== Segment start ==

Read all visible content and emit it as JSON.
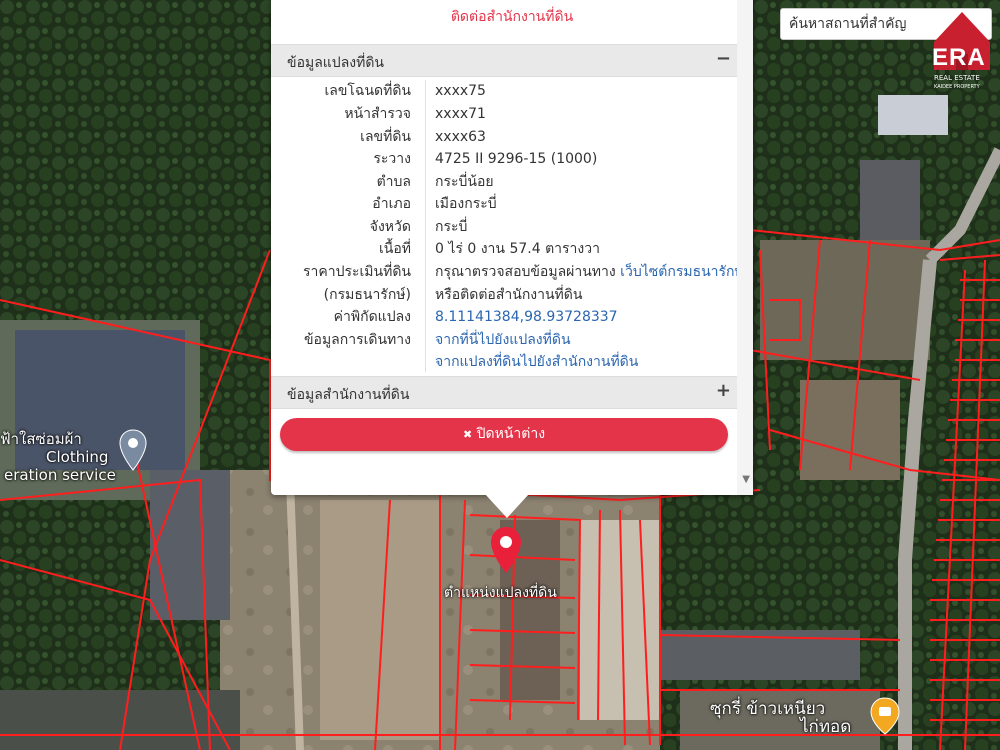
{
  "search": {
    "placeholder": "ค้นหาสถานที่สำคัญ"
  },
  "brand": {
    "logo_text": "ERA",
    "sub1": "REAL ESTATE",
    "sub2": "KAIDEE PROPERTY",
    "color": "#c8202f"
  },
  "popup": {
    "contact_link": "ติดต่อสำนักงานที่ดิน",
    "land_section": {
      "title": "ข้อมูลแปลงที่ดิน",
      "toggle": "−",
      "rows": [
        {
          "label": "เลขโฉนดที่ดิน",
          "value": "xxxx75"
        },
        {
          "label": "หน้าสำรวจ",
          "value": "xxxx71"
        },
        {
          "label": "เลขที่ดิน",
          "value": "xxxx63"
        },
        {
          "label": "ระวาง",
          "value": "4725 II 9296-15 (1000)"
        },
        {
          "label": "ตำบล",
          "value": "กระบี่น้อย"
        },
        {
          "label": "อำเภอ",
          "value": "เมืองกระบี่"
        },
        {
          "label": "จังหวัด",
          "value": "กระบี่"
        },
        {
          "label": "เนื้อที่",
          "value": "0 ไร่ 0 งาน 57.4 ตารางวา"
        }
      ],
      "appraisal_label": "ราคาประเมินที่ดิน",
      "appraisal_text": "กรุณาตรวจสอบข้อมูลผ่านทาง ",
      "appraisal_link": "เว็บไซต์กรมธนารักษ์",
      "treasury_label": "(กรมธนารักษ์)",
      "treasury_text": "หรือติดต่อสำนักงานที่ดิน",
      "coord_label": "ค่าพิกัดแปลง",
      "coord_value": "8.11141384,98.93728337",
      "travel_label": "ข้อมูลการเดินทาง",
      "travel_link1": "จากที่นี่ไปยังแปลงที่ดิน",
      "travel_link2": "จากแปลงที่ดินไปยังสำนักงานที่ดิน"
    },
    "office_section": {
      "title": "ข้อมูลสำนักงานที่ดิน",
      "toggle": "+"
    },
    "close_button": {
      "icon": "✖",
      "label": " ปิดหน้าต่าง"
    }
  },
  "map": {
    "pin_label": "ตำแหน่งแปลงที่ดิน",
    "poi_left_line1": "ฟ้าใสซ่อมผ้า",
    "poi_left_line2": "Clothing",
    "poi_left_line3": "eration service",
    "poi_bottom_line1": "ซุกรี่ ข้าวเหนียว",
    "poi_bottom_line2": "ไก่ทอด",
    "parcel_color": "#ff1e1e",
    "pin_color": "#e8203a"
  }
}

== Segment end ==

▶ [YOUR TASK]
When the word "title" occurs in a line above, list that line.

▶ [OUTPUT FOR THIS EXERCISE]
      "title": "ข้อมูลแปลงที่ดิน",
      "title": "ข้อมูลสำนักงานที่ดิน",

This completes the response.